WVA: Yeah, it was a really big fight to have a breakaway that day. I think after 80 or 90 kilometres of flat out racing we finally got away, but only three guys. I was still wearing the yellow jersey and was up the road with Quinn Simmons (Trek-Segafredo) and Jakob Fuglsang (Israel-Premier Tech). The story behind was a little bit different. Before the Tour we made a plan to really put it in for Stages 6 and 8 as they had really tough finishes. We wanted to control these stages to get a lot of points for the Green Jersey. Stage 6 was the day after the cobbled stage where we had a lot of bad luck and Primoz was really banged up with a dislocated shoulder and everything. In the morning I was like ‘I’ll try to be in the breakaway.’
But being in the break in the Yellow Jersey, alarm bells were going in the bunch. I ended up having a really hard ride but no prize.
MD: How about the overall victory, what was it like being in a team that wins the Tour de France. Unfortunately for Primoz Roglic it hasn’t happened, but Jonas stepped up and did it! How does it feel, your team with the Yellow Jersey, doing the champagne parade?
WVA: That feels amazing. When I was racing cyclocross I also watched the Tour de France. I remember seeing the winning teams and the champagne. Being there was a dream moment, especially because the past years we’ve always tried to win it with Primoz and we had bad luck, we had disappointments. And this year everything seemed to come together in the last week, we were in control. Everyday the stress of making the stages become more so. It was a really special feeling going toward the final time trial – I only believed it when it was done. So for sure being part of the team, that was very big.
Quick Q & A With Wout
MD: Do you ride tubeless or tubulars in CX?
WVA: I still ride old school tubulars. You can run such low pressure without the tyre coming off the rim. With tubeless, with cyclocross these will take hold. Everyone will have them on the road, I believe, and in gravel it like that, plus with mountain biking.
MD: Socks, over or under your leg warmers?
WVA: Under, for sure.
MD: Sunglass arms under or over helmet strap?
WVA: Over the helmet strap … these are no-brainers.
MD: Race suit or knicks and jersey?
WVA: Nowadays a race suit. In a mountain stage I prefer a seperate jersey.
MD: Cross winds or mountains?
WVA: Cross winds.
MD: Training or racing?
MD: Best & worse roommate?
WVA: Since Covid, we’ve been sleeping a lot of the time alone. But I can’t really pick anyone who was difficult to room with. Ok, Tony Martin was hard to sleep with. I stayed with him only one race, he was eating gummies all the time, and watching a series on TV – it was really hard to fall asleep (much laughter from the room!)

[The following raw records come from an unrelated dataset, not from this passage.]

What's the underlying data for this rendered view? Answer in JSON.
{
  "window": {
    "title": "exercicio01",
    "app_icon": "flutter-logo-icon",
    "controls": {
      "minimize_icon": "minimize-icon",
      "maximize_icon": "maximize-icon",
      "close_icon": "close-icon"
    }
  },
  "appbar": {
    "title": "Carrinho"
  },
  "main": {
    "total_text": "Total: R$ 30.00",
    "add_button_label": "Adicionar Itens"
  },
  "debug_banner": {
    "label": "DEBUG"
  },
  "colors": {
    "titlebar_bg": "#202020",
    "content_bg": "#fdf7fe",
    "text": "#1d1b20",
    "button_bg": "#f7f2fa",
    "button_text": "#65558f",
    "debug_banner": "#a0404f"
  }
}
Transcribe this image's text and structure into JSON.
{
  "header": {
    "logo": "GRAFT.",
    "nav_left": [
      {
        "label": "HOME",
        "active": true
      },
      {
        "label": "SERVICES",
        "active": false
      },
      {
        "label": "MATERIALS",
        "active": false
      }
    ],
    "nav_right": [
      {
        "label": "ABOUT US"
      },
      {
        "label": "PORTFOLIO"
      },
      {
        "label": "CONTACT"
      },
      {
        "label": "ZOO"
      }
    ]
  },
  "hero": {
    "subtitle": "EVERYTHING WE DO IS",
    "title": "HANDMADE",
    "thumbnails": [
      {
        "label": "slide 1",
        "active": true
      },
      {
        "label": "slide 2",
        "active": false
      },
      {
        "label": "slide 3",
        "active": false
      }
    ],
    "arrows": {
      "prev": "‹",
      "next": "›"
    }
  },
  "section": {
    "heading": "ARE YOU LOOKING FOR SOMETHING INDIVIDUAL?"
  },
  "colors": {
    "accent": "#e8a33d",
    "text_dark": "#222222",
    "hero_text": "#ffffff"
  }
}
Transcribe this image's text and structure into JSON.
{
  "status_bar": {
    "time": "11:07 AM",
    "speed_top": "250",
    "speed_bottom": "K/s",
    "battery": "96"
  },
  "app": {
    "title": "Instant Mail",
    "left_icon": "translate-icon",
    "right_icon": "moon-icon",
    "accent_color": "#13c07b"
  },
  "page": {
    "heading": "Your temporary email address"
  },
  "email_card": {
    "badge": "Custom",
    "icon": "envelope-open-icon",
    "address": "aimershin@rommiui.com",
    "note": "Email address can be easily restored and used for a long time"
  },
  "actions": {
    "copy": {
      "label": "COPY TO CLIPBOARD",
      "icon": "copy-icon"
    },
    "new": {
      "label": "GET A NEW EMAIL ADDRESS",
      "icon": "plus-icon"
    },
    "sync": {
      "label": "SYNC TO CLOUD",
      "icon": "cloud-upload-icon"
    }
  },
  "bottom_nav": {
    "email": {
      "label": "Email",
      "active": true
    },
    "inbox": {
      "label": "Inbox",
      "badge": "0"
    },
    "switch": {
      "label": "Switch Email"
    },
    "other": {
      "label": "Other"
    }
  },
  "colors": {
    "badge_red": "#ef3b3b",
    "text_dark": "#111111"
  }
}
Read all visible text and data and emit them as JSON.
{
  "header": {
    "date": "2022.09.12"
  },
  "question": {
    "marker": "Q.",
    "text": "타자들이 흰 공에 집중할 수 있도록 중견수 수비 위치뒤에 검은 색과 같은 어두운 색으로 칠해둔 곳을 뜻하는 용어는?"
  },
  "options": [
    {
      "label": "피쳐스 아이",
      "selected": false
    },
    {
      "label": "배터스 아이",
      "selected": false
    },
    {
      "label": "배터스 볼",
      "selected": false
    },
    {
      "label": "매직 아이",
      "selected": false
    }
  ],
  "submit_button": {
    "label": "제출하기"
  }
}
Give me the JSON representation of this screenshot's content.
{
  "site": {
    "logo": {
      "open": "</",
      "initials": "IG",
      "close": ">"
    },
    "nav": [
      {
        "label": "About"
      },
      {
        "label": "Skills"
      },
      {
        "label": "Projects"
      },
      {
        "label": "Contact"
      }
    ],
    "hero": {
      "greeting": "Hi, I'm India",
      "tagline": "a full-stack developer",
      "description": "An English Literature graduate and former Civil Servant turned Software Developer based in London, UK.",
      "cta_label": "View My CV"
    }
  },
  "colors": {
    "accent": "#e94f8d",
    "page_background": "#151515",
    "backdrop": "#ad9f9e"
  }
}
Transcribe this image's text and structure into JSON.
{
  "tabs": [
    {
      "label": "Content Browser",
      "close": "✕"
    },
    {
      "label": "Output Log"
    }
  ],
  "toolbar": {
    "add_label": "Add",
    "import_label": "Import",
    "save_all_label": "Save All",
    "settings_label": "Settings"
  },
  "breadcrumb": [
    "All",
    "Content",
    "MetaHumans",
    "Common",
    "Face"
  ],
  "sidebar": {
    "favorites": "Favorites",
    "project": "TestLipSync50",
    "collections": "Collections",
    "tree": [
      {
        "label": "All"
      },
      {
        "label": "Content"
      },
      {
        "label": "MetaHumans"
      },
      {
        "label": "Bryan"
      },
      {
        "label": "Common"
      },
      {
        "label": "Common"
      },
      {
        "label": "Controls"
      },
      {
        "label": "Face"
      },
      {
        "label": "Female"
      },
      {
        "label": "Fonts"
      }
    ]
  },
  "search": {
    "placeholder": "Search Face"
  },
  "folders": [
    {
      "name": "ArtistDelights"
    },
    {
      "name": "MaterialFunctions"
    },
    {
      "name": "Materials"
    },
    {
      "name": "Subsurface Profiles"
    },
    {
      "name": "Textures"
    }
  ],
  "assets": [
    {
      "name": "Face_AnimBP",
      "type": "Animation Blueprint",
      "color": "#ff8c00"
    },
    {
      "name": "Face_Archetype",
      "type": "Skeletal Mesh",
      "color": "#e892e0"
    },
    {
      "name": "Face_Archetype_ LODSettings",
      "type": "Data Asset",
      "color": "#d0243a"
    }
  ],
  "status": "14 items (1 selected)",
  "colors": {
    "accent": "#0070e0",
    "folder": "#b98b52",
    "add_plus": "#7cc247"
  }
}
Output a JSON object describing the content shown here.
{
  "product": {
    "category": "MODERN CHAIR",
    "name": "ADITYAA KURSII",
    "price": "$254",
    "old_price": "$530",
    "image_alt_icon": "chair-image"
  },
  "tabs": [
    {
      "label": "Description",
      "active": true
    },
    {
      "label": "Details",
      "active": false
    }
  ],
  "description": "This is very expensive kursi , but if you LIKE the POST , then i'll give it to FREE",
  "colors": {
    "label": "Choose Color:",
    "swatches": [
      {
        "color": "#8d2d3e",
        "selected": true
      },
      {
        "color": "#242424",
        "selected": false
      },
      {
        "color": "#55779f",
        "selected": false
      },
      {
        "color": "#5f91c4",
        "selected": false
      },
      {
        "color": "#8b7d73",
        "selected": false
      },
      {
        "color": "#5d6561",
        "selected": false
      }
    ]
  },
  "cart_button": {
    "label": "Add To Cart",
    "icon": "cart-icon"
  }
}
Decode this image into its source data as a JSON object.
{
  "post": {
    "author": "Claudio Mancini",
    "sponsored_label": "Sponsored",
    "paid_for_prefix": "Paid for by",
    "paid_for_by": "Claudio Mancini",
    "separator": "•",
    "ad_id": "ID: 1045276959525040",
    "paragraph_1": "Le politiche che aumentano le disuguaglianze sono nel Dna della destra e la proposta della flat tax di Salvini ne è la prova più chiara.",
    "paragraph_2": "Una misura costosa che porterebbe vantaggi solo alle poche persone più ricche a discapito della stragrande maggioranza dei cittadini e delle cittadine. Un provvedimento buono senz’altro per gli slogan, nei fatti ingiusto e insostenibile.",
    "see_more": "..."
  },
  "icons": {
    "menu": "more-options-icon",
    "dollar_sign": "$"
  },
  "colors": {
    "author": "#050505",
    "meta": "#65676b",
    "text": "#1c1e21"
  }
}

MD: Favourite rider right now?
WVA: I think, Pogacar.
MD: Cobbles or gravel?
WVA: Gravel … it’s a nice change from training.
MD: Best moment in a race.
WVA: I really like the sensations going into a bunch sprint, when it gets nervous and you have to fight for your position. The concentration is 110%, you’re focussed on everything happening and the rider next to you. It’s the first think I think about – I really like it.
MD: Worse moment in a race?
WVA: A bad day, or when you decide to save energy and ride in the grupetto … I really don’t like it. They go easy to the finish, their only goal is reaching the finish. It really feels like you could’ve finished but you still have to ride for two hours and everything hurts double .. I don’t like it.
MD: If you could only have one bike forever, what would it be?
WVA: Nowadays I would buy a gravel bike. Especially because you can buy an extra pair of wheels with narrower tyres and you have a proper road bike – it’s a bike you can do everything with. You can even ride with really wide tyres and it’s almost a mountain bike.
With thanks to Wout van Aert, Mitch Docker and Cervelo Australia for inviting Bicycling Australia to their post Worlds dealer function. And here’s to many more victories and successes to Wout van Aert.